The insurance industry must do more to help SMEs recover from the impact of the coronavirus pandemic and better prepare for catastrophic events in the future, according to a new report by Lloyd’s.
The report outlines three possible new open-source solutions and frameworks designed to cover risks businesses could encounter in the so-called “new normal” as they begin to recover from the crisis.
These could include offering business interruption insurance designed to support SMEs in the event of future waves of coronavirus infections by pooling non-damage business interruption coverage across a number of participants in Lloyd’s insurance market, the report said.
The proposals were developed by two panels of insurance industry experts, including the chief executives of Lloyds, Allianz, Axa and Hiscox.
“Covid-19 has demonstrated that there is much more we can do to support our customers by providing protection for the changing risks they face,” said Lloyds chairman Bruce Carnegie-Brown.
“Some of these risks are of a scale that require partnership with governments globally and this report identifies ways in which the insurance industry could work with governments to share risk and create a braver, more resilient world,” he said.
While some of the widespread disruption to businesses caused by the coronavirus pandemic can be addressed via existing or slightly modified insurance products, the report said, some will require “new approaches” and specifically tailored products.
There is an “urgent need” to develop such new ideas in order for the insurance industry to provide customers with the protection they are asking for during the coronavirus crisis, it continued.
Two of the solutions proposed by the report would require government partnerships.
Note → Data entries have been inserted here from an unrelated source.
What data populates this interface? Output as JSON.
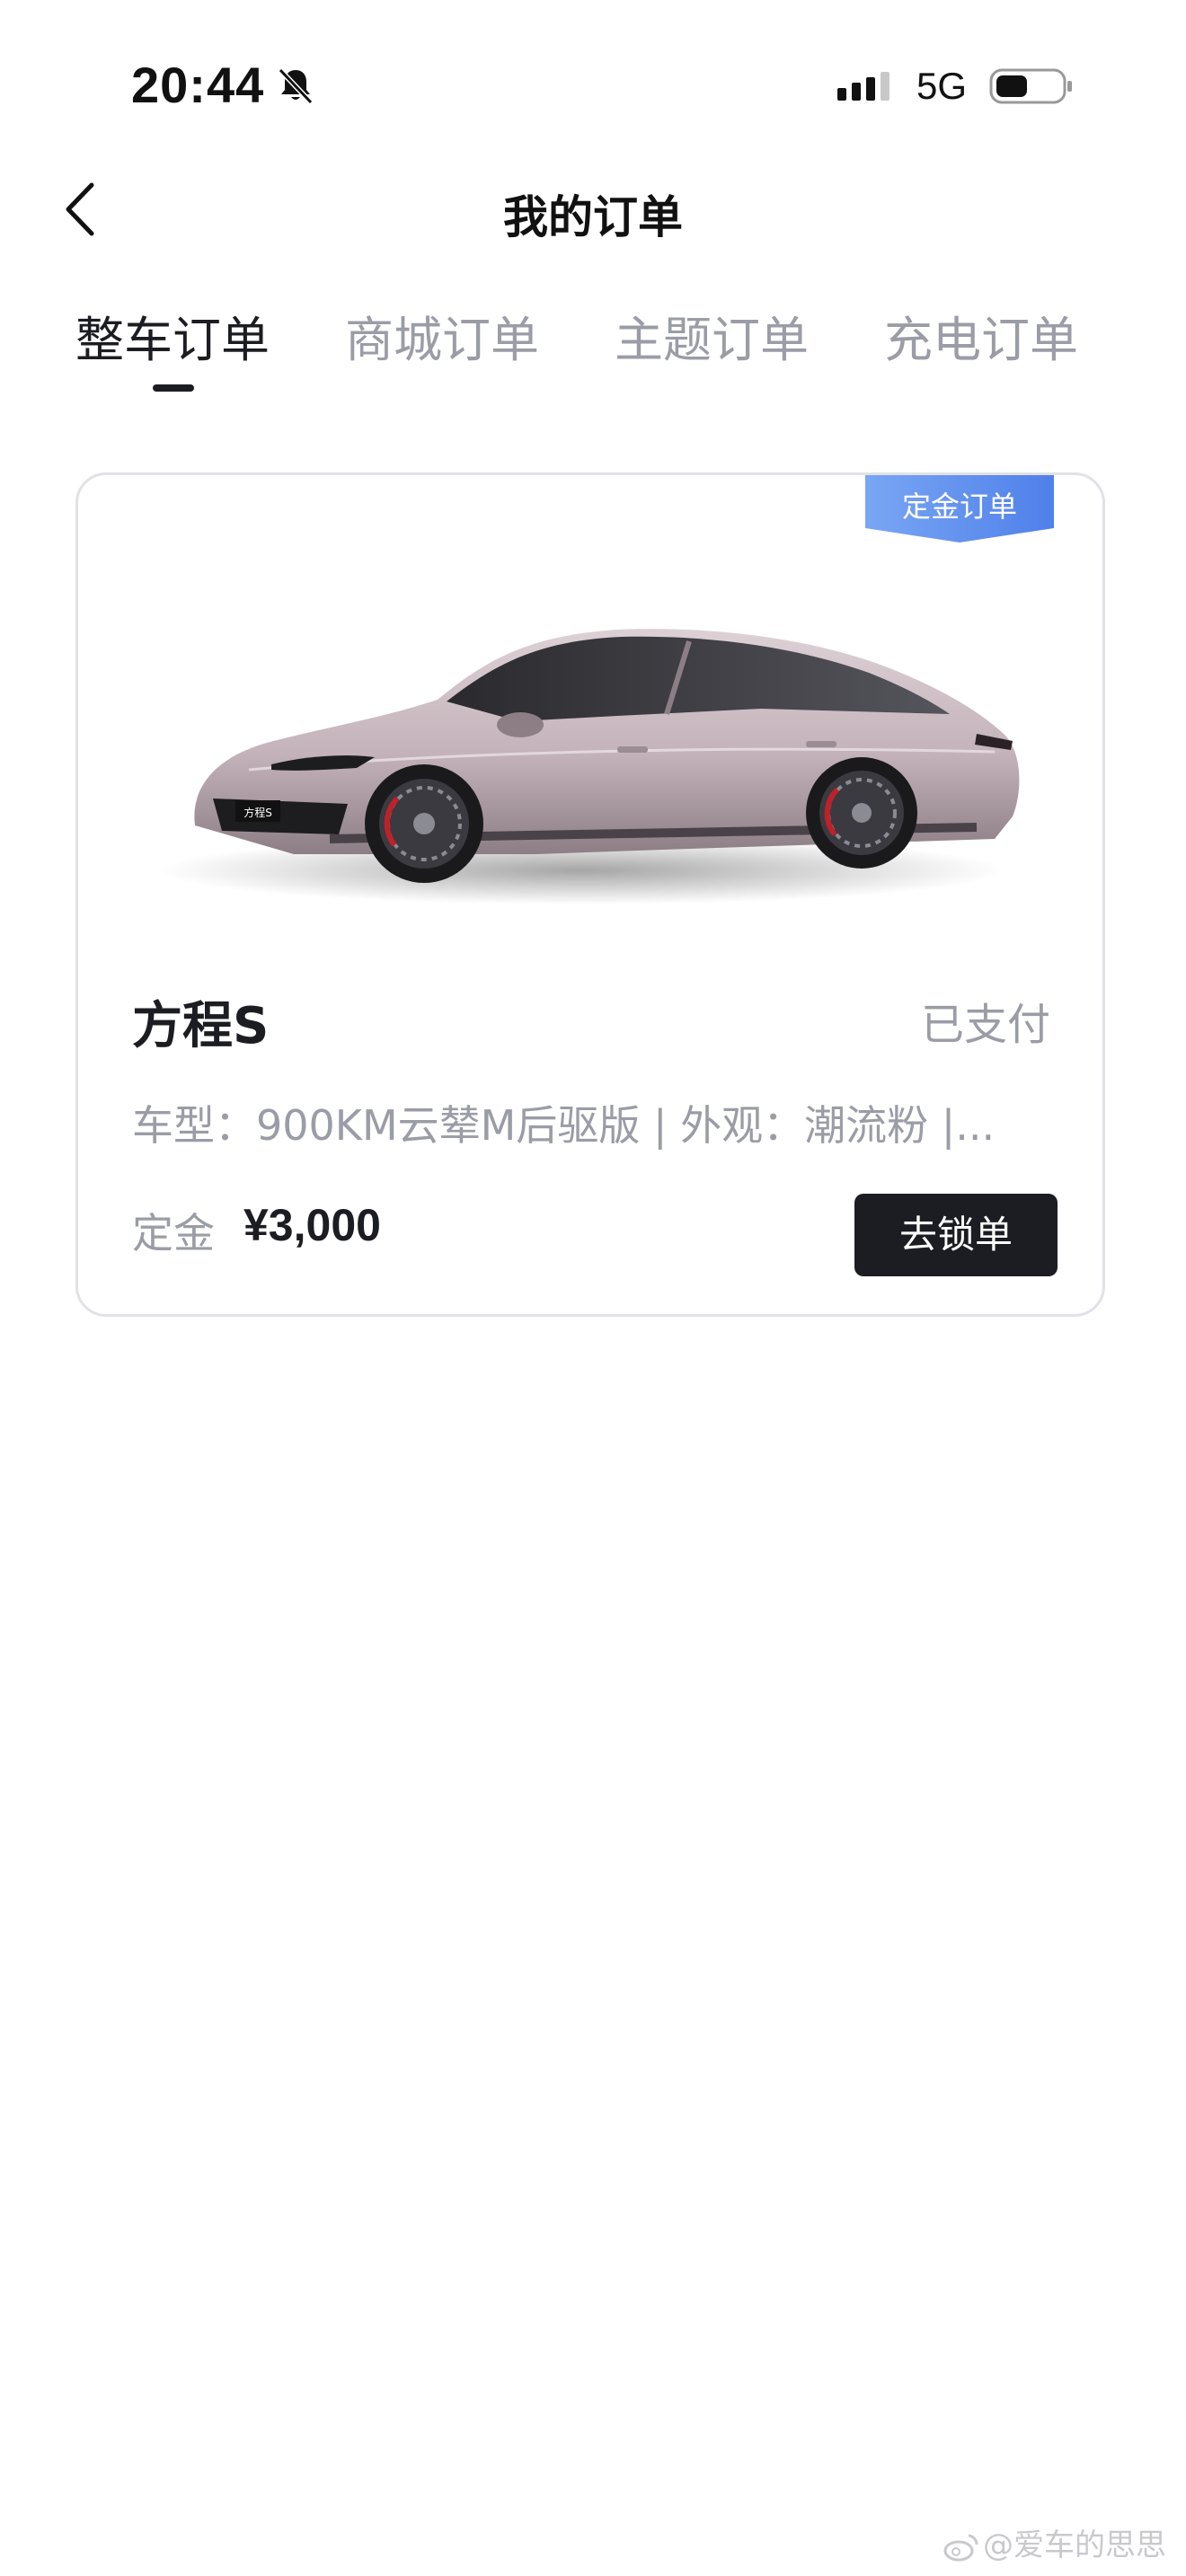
{
  "status_bar": {
    "time": "20:44",
    "network": "5G",
    "icons": [
      "bell-muted-icon",
      "signal-icon",
      "battery-icon"
    ]
  },
  "nav": {
    "title": "我的订单",
    "back_icon": "chevron-left-icon"
  },
  "tabs": [
    {
      "label": "整车订单",
      "active": true
    },
    {
      "label": "商城订单",
      "active": false
    },
    {
      "label": "主题订单",
      "active": false
    },
    {
      "label": "充电订单",
      "active": false
    }
  ],
  "order": {
    "badge": "定金订单",
    "car_name": "方程S",
    "status": "已支付",
    "spec": "车型：900KM云辇M后驱版 | 外观：潮流粉 |...",
    "deposit_label": "定金",
    "deposit_amount": "¥3,000",
    "action_label": "去锁单",
    "car_plate_text": "方程S"
  },
  "watermark": {
    "text": "@爱车的思思",
    "icon": "weibo-icon"
  },
  "colors": {
    "text_primary": "#1c1d22",
    "text_secondary": "#9a9ca6",
    "badge_blue": "#5b8def",
    "button_dark": "#1c1d22",
    "card_border": "#e1e2e6",
    "car_body": "#c9b8bf"
  }
}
The first is the introduction of a so-called “after the event” framework of insurance products, designed to offer immediate relief and cover for non-damage business interruption over the long-term.
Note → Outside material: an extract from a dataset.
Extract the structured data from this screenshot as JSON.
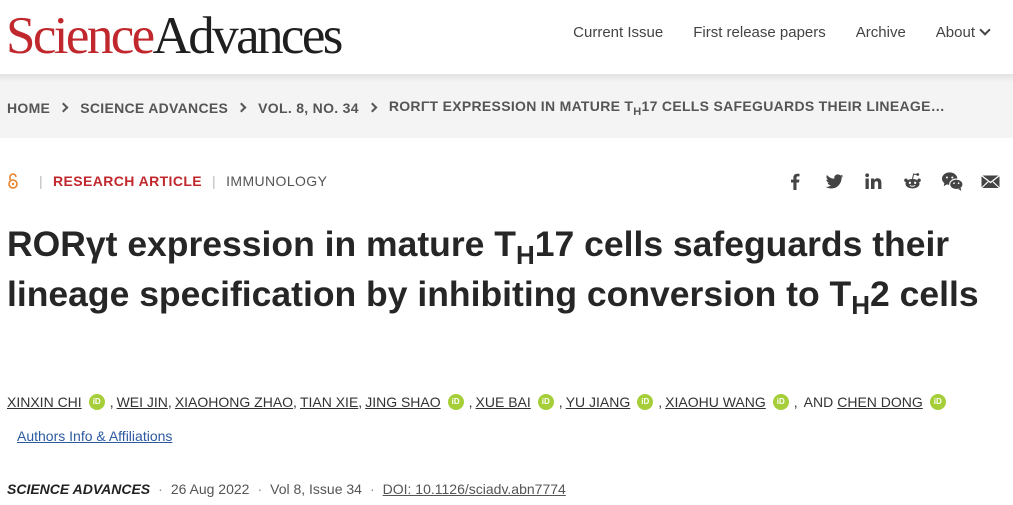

The report said such a system, which would require government backing, would “be an efficient way to inject commercial and government funds into the economy, providing relief to customers with limited borrowing capacity”.
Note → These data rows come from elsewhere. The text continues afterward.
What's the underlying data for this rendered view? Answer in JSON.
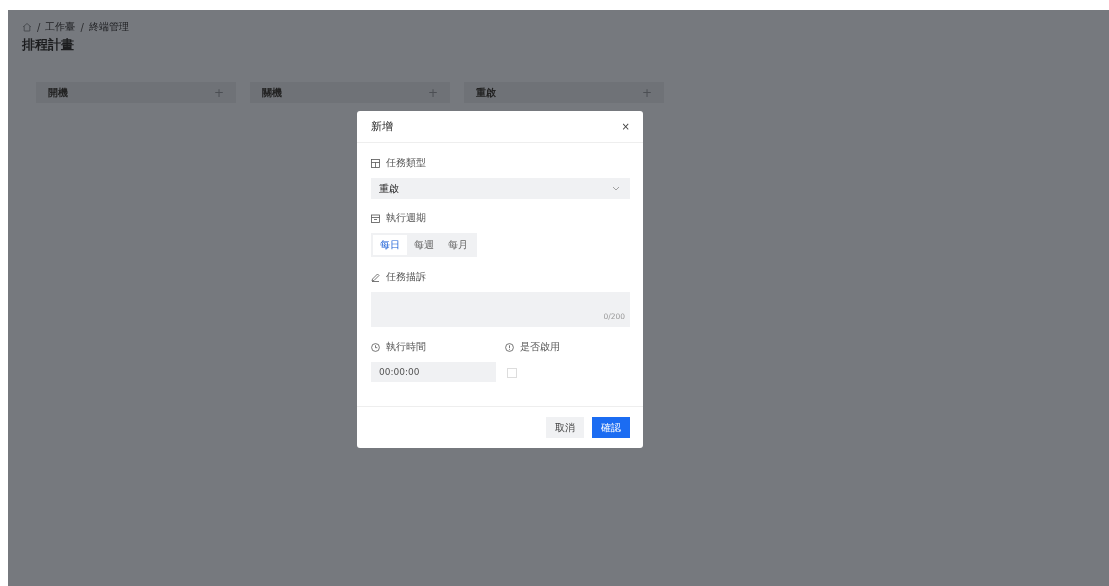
{
  "breadcrumb": {
    "separator": "/",
    "items": [
      "工作臺",
      "終端管理"
    ]
  },
  "page_title": "排程計畫",
  "columns": [
    {
      "title": "開機",
      "add": "+"
    },
    {
      "title": "關機",
      "add": "+"
    },
    {
      "title": "重啟",
      "add": "+"
    }
  ],
  "dialog": {
    "title": "新增",
    "close": "×",
    "task_type": {
      "label": "任務類型",
      "value": "重啟"
    },
    "cycle": {
      "label": "執行週期",
      "options": [
        {
          "label": "每日",
          "selected": true
        },
        {
          "label": "每週",
          "selected": false
        },
        {
          "label": "每月",
          "selected": false
        }
      ]
    },
    "description": {
      "label": "任務描訴",
      "counter": "0/200"
    },
    "time": {
      "label": "執行時間",
      "value": "00:00:00"
    },
    "enabled": {
      "label": "是否啟用",
      "checked": false
    },
    "buttons": [
      {
        "label": "取消",
        "kind": "secondary"
      },
      {
        "label": "確認",
        "kind": "primary"
      }
    ]
  }
}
The second proposal that would require government support is the introduction of a reinsurance framework designed to “better protect customers from the devastating and long-term impacts of systemic catastrophic events,” such as another pandemic or global supply chain disruption.
Such a framework would provide coverage for these so-called “black swan” events through pooled industry capital, but would require a government guarantee to pay out if the pool ever ran out of money, the report said.
“Some of these risks are of a scale that require partnership with governments globally and this report identifies ways in which the insurance industry could work with governments to share risk and create a braver, more resilient world,” said Carnegie-Brown.